    The chiefs homer in me, who hates the broncos and manning is routing for the Seahawks. But my realistic side is routing for denver in hopes manning will retire….think I’ll be nuteral and watch the game wearing my chiefs jersey. GO CHIEFS!!!

    • indignant99

      ROOTING. NEUTRAL. (Maybe return to 5th grade.)

  • http://sbpra.com/paulvsuffriti Paul V. Suffriti

    Seahawks by 4……27-23

  • mapleleafhawker

    He’s gonna PROVE to the world he’s the GREATEST EVER by throwing at Richard Sherman!!
    (C’mon, Pey…YOU can shut him up!!!)

  • mapleleafhawker

    God couldn’t put up 30 against this defense, let alone Manning. And Wilson et al against a slightly better than average Denver D…? Seahawks 34 – Denver 24

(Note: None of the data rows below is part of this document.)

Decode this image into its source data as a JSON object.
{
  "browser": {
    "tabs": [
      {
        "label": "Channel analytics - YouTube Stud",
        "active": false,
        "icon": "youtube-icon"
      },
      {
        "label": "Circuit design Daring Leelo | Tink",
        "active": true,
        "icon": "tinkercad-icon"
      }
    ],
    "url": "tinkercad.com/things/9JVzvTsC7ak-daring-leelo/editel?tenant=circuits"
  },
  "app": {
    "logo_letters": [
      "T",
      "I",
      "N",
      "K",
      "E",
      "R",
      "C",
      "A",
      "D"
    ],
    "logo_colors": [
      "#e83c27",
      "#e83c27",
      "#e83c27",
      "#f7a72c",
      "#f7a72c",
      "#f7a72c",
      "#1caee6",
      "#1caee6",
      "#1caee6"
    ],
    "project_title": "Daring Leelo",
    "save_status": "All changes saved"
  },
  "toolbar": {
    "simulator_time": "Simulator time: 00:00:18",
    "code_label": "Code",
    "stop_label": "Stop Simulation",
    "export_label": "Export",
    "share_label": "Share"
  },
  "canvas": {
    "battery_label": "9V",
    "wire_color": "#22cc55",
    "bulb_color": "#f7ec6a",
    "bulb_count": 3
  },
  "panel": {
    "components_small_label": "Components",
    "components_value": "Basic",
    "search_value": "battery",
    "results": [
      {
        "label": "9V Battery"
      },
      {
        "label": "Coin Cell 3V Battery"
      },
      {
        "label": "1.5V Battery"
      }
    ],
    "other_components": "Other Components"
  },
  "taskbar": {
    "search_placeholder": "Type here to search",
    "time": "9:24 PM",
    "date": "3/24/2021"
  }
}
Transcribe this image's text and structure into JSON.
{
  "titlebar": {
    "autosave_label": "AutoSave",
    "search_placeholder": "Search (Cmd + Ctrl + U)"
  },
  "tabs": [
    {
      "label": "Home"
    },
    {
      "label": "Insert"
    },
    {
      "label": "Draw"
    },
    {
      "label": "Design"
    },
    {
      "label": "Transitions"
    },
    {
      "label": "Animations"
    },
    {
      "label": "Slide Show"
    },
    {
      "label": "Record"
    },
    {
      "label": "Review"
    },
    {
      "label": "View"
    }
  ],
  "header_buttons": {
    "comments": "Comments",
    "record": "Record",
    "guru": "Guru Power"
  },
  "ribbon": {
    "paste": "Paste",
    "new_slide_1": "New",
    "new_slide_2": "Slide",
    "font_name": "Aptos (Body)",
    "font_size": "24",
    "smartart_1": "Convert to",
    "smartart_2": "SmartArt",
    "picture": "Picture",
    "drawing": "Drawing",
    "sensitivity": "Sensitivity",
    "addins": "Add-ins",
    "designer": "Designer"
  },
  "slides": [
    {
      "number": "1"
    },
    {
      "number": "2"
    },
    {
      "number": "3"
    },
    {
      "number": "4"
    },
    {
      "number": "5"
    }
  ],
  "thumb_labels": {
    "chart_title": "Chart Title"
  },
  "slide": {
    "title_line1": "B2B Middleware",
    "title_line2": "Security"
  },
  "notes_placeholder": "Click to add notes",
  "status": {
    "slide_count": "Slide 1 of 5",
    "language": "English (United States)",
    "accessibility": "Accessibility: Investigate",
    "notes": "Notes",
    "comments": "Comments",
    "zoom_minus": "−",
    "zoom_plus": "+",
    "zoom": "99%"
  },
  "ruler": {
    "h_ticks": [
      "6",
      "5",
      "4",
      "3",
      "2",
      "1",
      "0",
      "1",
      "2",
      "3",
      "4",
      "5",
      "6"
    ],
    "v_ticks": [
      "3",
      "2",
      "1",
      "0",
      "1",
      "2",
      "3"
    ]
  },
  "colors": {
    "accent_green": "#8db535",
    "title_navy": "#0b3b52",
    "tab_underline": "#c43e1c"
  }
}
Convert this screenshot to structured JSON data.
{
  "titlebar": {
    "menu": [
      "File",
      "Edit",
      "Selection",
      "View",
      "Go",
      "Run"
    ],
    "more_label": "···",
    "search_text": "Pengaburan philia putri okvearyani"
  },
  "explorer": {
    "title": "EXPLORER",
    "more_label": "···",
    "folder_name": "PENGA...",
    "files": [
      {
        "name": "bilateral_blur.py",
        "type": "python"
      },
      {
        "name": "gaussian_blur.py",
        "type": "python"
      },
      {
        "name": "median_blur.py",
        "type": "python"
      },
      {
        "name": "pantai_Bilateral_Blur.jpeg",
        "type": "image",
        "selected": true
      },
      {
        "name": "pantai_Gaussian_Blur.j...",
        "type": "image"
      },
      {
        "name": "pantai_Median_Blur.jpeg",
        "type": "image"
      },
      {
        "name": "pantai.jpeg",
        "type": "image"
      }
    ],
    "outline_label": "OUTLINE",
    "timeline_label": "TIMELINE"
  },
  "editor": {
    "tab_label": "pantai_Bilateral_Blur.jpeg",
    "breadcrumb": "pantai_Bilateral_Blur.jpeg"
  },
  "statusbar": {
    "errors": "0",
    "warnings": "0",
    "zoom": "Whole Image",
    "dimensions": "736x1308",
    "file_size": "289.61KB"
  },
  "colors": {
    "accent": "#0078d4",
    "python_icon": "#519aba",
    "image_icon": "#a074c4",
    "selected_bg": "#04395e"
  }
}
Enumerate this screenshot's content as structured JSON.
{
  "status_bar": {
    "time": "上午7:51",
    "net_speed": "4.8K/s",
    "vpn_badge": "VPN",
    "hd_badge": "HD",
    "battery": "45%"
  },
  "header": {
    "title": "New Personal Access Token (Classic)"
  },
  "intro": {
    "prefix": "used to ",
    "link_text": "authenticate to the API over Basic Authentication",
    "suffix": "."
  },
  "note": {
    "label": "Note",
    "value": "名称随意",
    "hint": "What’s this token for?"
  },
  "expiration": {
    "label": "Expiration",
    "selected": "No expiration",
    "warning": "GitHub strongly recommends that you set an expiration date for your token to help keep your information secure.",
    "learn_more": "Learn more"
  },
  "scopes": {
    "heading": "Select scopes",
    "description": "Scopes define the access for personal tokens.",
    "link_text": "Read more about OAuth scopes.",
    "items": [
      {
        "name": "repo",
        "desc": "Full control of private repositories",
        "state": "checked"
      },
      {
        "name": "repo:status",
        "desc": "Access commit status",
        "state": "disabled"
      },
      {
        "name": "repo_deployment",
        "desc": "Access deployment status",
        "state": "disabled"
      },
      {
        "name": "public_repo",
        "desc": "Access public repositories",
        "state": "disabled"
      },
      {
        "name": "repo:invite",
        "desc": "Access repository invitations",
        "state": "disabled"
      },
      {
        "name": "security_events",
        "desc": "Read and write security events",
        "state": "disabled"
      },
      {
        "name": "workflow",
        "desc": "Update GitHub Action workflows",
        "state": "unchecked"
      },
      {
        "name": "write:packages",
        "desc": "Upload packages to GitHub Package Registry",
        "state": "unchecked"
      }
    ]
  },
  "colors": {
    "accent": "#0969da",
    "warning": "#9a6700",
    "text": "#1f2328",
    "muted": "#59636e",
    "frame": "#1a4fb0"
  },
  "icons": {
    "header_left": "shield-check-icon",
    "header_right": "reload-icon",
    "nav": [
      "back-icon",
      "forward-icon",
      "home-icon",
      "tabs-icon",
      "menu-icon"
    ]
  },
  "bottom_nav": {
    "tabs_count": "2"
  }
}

  • whyrudumb

    Hey Lyle, Terry Bradshaw has 4 rings too. He should be mentioned before that little princess Brady. Loser

    • Lyle Graversen

      Here’s the thing. Bradshaw is an “all timer”, but I don’t think he could have carried a team on his passing ability alone like Brady and Manning have at times. Bradshaw was a winner, no doubt, but I don’t consider him one of the top five of all time. I do think Brady and Manning COULD get into the top five if they win one or two more.